> **ABOUT THIS TASK**: Word for word, output the data, with none of its pictures.

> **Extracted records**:
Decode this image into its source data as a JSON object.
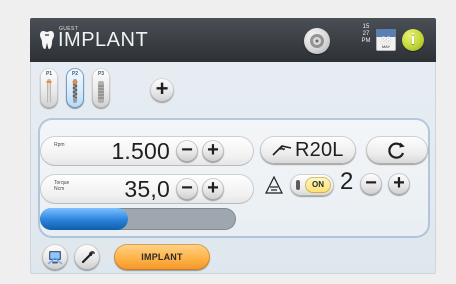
{
  "header": {
    "user": "GUEST",
    "title": "IMPLANT",
    "time": {
      "hour": "15",
      "minute": "27",
      "ampm": "PM"
    },
    "date": {
      "day": "28",
      "month": "MAY"
    },
    "info_label": "i"
  },
  "programs": {
    "items": [
      {
        "label": "P1",
        "selected": false
      },
      {
        "label": "P2",
        "selected": true
      },
      {
        "label": "P3",
        "selected": false
      }
    ],
    "add_label": "+"
  },
  "speed": {
    "label": "Rpm",
    "value": "1.500",
    "minus_label": "−",
    "plus_label": "+"
  },
  "torque": {
    "label_line1": "Torque",
    "label_line2": "Ncm",
    "value": "35,0",
    "minus_label": "−",
    "plus_label": "+",
    "progress_fraction": 0.45
  },
  "handpiece": {
    "mode": "R20L"
  },
  "light": {
    "status": "ON",
    "level": "2",
    "minus_label": "−",
    "plus_label": "+"
  },
  "bottom": {
    "tab_label": "IMPLANT"
  },
  "icons": {
    "brand": "implant-tooth-icon",
    "motor": "motor-icon",
    "calendar": "calendar-icon",
    "info": "info-icon",
    "handpiece": "handpiece-icon",
    "direction": "rotation-direction-icon",
    "light": "light-icon",
    "nav1": "screen-icon",
    "nav2": "wrench-icon"
  },
  "colors": {
    "top_bar": "#2d3136",
    "selected_blue": "#2a82db",
    "implant_orange": "#f2952a",
    "info_green": "#c3d73a",
    "on_yellow": "#ffe06f"
  }
}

> **OUTPUT FOR THIS EXERCISE**:
Decode this image into its source data as a JSON object.
{
  "header": {
    "user": "GUEST",
    "title": "IMPLANT",
    "time": {
      "hour": "15",
      "minute": "27",
      "ampm": "PM"
    },
    "date": {
      "day": "28",
      "month": "MAY"
    },
    "info_label": "i"
  },
  "programs": {
    "items": [
      {
        "label": "P1",
        "selected": false
      },
      {
        "label": "P2",
        "selected": true
      },
      {
        "label": "P3",
        "selected": false
      }
    ],
    "add_label": "+"
  },
  "speed": {
    "label": "Rpm",
    "value": "1.500",
    "minus_label": "−",
    "plus_label": "+"
  },
  "torque": {
    "label_line1": "Torque",
    "label_line2": "Ncm",
    "value": "35,0",
    "minus_label": "−",
    "plus_label": "+",
    "progress_fraction": 0.45
  },
  "handpiece": {
    "mode": "R20L"
  },
  "light": {
    "status": "ON",
    "level": "2",
    "minus_label": "−",
    "plus_label": "+"
  },
  "bottom": {
    "tab_label": "IMPLANT"
  },
  "icons": {
    "brand": "implant-tooth-icon",
    "motor": "motor-icon",
    "calendar": "calendar-icon",
    "info": "info-icon",
    "handpiece": "handpiece-icon",
    "direction": "rotation-direction-icon",
    "light": "light-icon",
    "nav1": "screen-icon",
    "nav2": "wrench-icon"
  },
  "colors": {
    "top_bar": "#2d3136",
    "selected_blue": "#2a82db",
    "implant_orange": "#f2952a",
    "info_green": "#c3d73a",
    "on_yellow": "#ffe06f"
  }
}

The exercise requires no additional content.